Crucially, Rodgers' attacking options are significantly stronger than at the start of the campaign, when he was forced to depend upon Suso (surely at least two seasons away from being ready) and Raheem Sterling (technically and physically ready, but precisely the type of player who mentally needs to be eased into the first team). The immediate impact of both Daniel Sturridge and Coutinho, who both impressed within their first two appearances, has been crucial in demonstrating progress.
Luis Suarez, Sturridge and Coutinho are all highly versatile attackers, while Jordan Henderson and Stewart Downing, two men revived by Rodgers (although they've just returned to somewhere approaching the form that convinced Dalglish to sign them) also have been used in various roles. It's difficult to predict precisely where they'll play in any given match. It can confuse the opposition; it can also confuse Liverpool.
Again, this is something that happened under Dalglish. Suarez was played upfront, then off Andy Carroll. Downing was used on the left of a three, then the right of a four, and so on. Liverpool used 4-3-3, 4-4-2, 4-2-3-1. The inconsistency was infuriating.
Rodgers is still at the stage of hopeful experimentation. In Saturday's draw at Reading, Henderson spent most of the game to the left, but Suarez, Coutinho and Sturridge were given license to rotate on the right. Patterns of play became clear: A consistent theme was Sturridge darting into the middle from the right, then Suarez running around into the space created when Reading left back Stephen Kelly was dragged inside. The majority of chances came from this method.
But then Rodgers spoiled things. Introducing Downing for Henderson shouldn't have been a problem, as Downing's natural position is in the left-sided midfield role Henderson was playing. But Rodgers meddled: Coutinho came to the left, Downing went to the right. Suarez and Sturridge were now up front together.
Liverpool had further chances and should have won. But again, two points wouldn't have made much difference -- Rodgers' focus is on the future. Wouldn't it have been better to persist with a strategy that looked consistently dangerous?
Some scoffed at Rodgers' intention to bring a new passing style to Liverpool this season. Dalglish played passing football, they claimed; Liverpool has been playing passing football for decades. That's true, but misses the point. Every top club passes the ball.
It's far more complex than that: What initially appears to be sporadic brilliance from fluid Barcelona players given freedom of movement are actually rehearsed patterns. They work beautifully because players are regularly deployed in the same positions and have formed reliable combinations. That's what Rodgers is supposed to be building, but his constant switches -- both in the format of the midfield triangle, and the positioning of the attacking players -- are holding Liverpool back.

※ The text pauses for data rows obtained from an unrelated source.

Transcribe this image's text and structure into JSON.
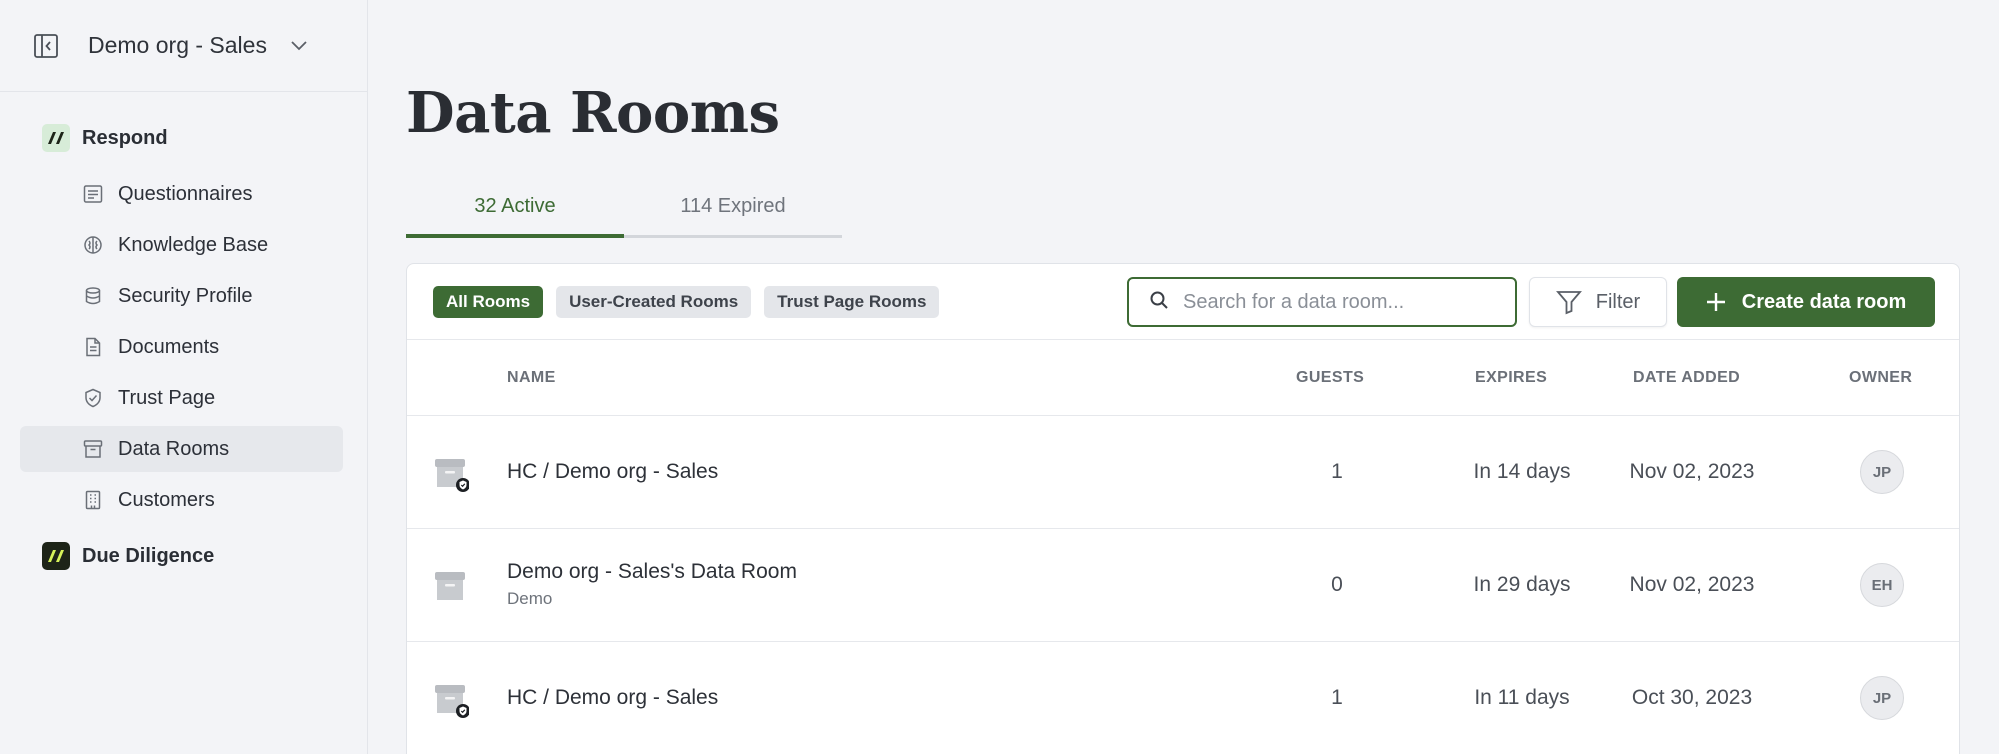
{
  "org": {
    "name": "Demo org - Sales"
  },
  "sidebar": {
    "groups": [
      {
        "label": "Respond",
        "items": [
          {
            "label": "Questionnaires",
            "icon": "questionnaire-icon"
          },
          {
            "label": "Knowledge Base",
            "icon": "brain-icon"
          },
          {
            "label": "Security Profile",
            "icon": "database-icon"
          },
          {
            "label": "Documents",
            "icon": "document-icon"
          },
          {
            "label": "Trust Page",
            "icon": "shield-icon"
          },
          {
            "label": "Data Rooms",
            "icon": "archive-icon",
            "active": true
          },
          {
            "label": "Customers",
            "icon": "building-icon"
          }
        ]
      },
      {
        "label": "Due Diligence",
        "items": []
      }
    ]
  },
  "page": {
    "title": "Data Rooms"
  },
  "tabs": [
    {
      "label": "32 Active",
      "active": true
    },
    {
      "label": "114 Expired",
      "active": false
    }
  ],
  "toolbar": {
    "chips": [
      {
        "label": "All Rooms",
        "active": true
      },
      {
        "label": "User-Created Rooms",
        "active": false
      },
      {
        "label": "Trust Page Rooms",
        "active": false
      }
    ],
    "search_placeholder": "Search for a data room...",
    "filter_label": "Filter",
    "create_label": "Create data room"
  },
  "table": {
    "columns": {
      "name": "NAME",
      "guests": "GUESTS",
      "expires": "EXPIRES",
      "date_added": "DATE ADDED",
      "owner": "OWNER"
    },
    "rows": [
      {
        "name": "HC / Demo org - Sales",
        "sub": "",
        "guests": "1",
        "expires": "In 14 days",
        "date_added": "Nov 02, 2023",
        "owner": "JP",
        "trust_badge": true
      },
      {
        "name": "Demo org - Sales's Data Room",
        "sub": "Demo",
        "guests": "0",
        "expires": "In 29 days",
        "date_added": "Nov 02, 2023",
        "owner": "EH",
        "trust_badge": false
      },
      {
        "name": "HC / Demo org - Sales",
        "sub": "",
        "guests": "1",
        "expires": "In 11 days",
        "date_added": "Oct 30, 2023",
        "owner": "JP",
        "trust_badge": true
      }
    ]
  },
  "colors": {
    "accent": "#3d6b34",
    "sidebar_bg": "#f3f4f7",
    "active_nav": "#e6e8ec"
  }
}
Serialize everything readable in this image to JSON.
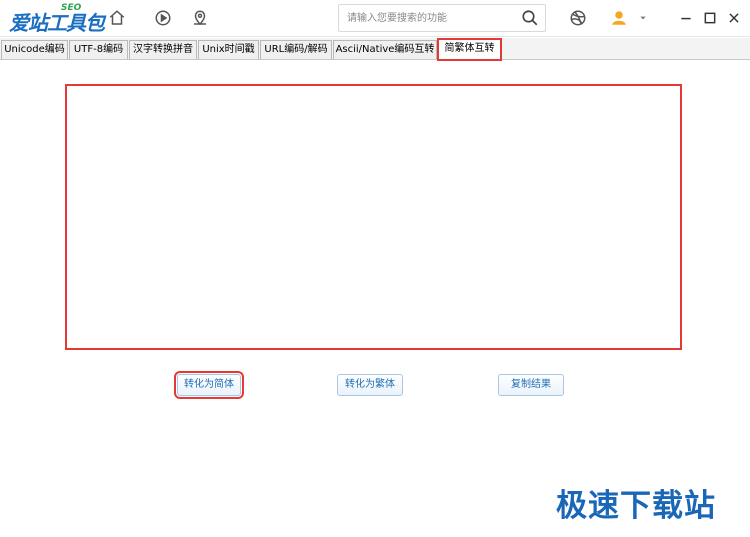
{
  "app": {
    "logo_text": "爱站工具包",
    "logo_sub": "SEO"
  },
  "toolbar": {
    "icons": [
      "home-icon",
      "play-icon",
      "location-icon"
    ]
  },
  "search": {
    "placeholder": "请输入您要搜索的功能",
    "value": ""
  },
  "header_right": {
    "icons": [
      "dribbble-icon",
      "user-icon",
      "dropdown-arrow-icon",
      "minimize-icon",
      "maximize-icon",
      "close-icon"
    ]
  },
  "tabs": [
    {
      "label": "Unicode编码",
      "active": false
    },
    {
      "label": "UTF-8编码",
      "active": false
    },
    {
      "label": "汉字转换拼音",
      "active": false
    },
    {
      "label": "Unix时间戳",
      "active": false
    },
    {
      "label": "URL编码/解码",
      "active": false
    },
    {
      "label": "Ascii/Native编码互转",
      "active": false
    },
    {
      "label": "简繁体互转",
      "active": true
    }
  ],
  "editor": {
    "value": ""
  },
  "buttons": {
    "to_simplified": "转化为简体",
    "to_traditional": "转化为繁体",
    "copy_result": "复制结果"
  },
  "watermark": "极速下载站",
  "colors": {
    "accent_blue": "#1a6fc2",
    "highlight_red": "#e53935",
    "button_text": "#1f6fb5"
  }
}
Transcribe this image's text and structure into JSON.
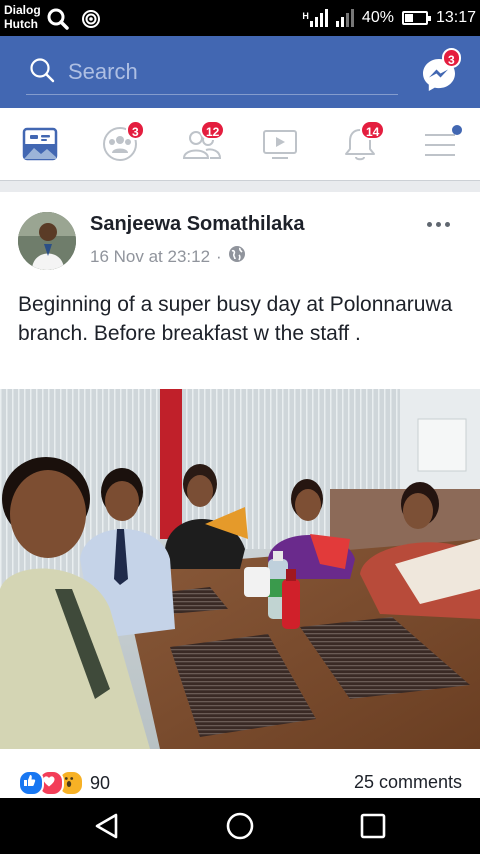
{
  "status_bar": {
    "carrier_line1": "Dialog",
    "carrier_line2": "Hutch",
    "network_type": "H",
    "battery_percent": "40%",
    "battery_level": 0.4,
    "time": "13:17"
  },
  "header": {
    "search_placeholder": "Search",
    "messenger_badge": "3"
  },
  "tabs": [
    {
      "name": "news-feed",
      "badge": ""
    },
    {
      "name": "groups",
      "badge": "3"
    },
    {
      "name": "friend-requests",
      "badge": "12"
    },
    {
      "name": "watch",
      "badge": ""
    },
    {
      "name": "notifications",
      "badge": "14"
    },
    {
      "name": "menu",
      "badge": ""
    }
  ],
  "post": {
    "author": "Sanjeewa Somathilaka",
    "timestamp": "16 Nov at 23:12",
    "separator": "·",
    "privacy_icon": "globe-icon",
    "text": "Beginning of a super busy day at Polonnaruwa branch. Before breakfast w the staff .",
    "reaction_count": "90",
    "comments_count": "25 comments"
  },
  "colors": {
    "header": "#4267b2",
    "badge": "#e41e3f",
    "like": "#1877f2",
    "love": "#f33e58",
    "wow": "#f7b125"
  }
}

Liverpool has improved during the course of the campaign, but mainly because of £22 million worth of extra attacking talent, and the quirks of Liverpool's fixture list, rather than a significantly increased understanding of Rodgers' style.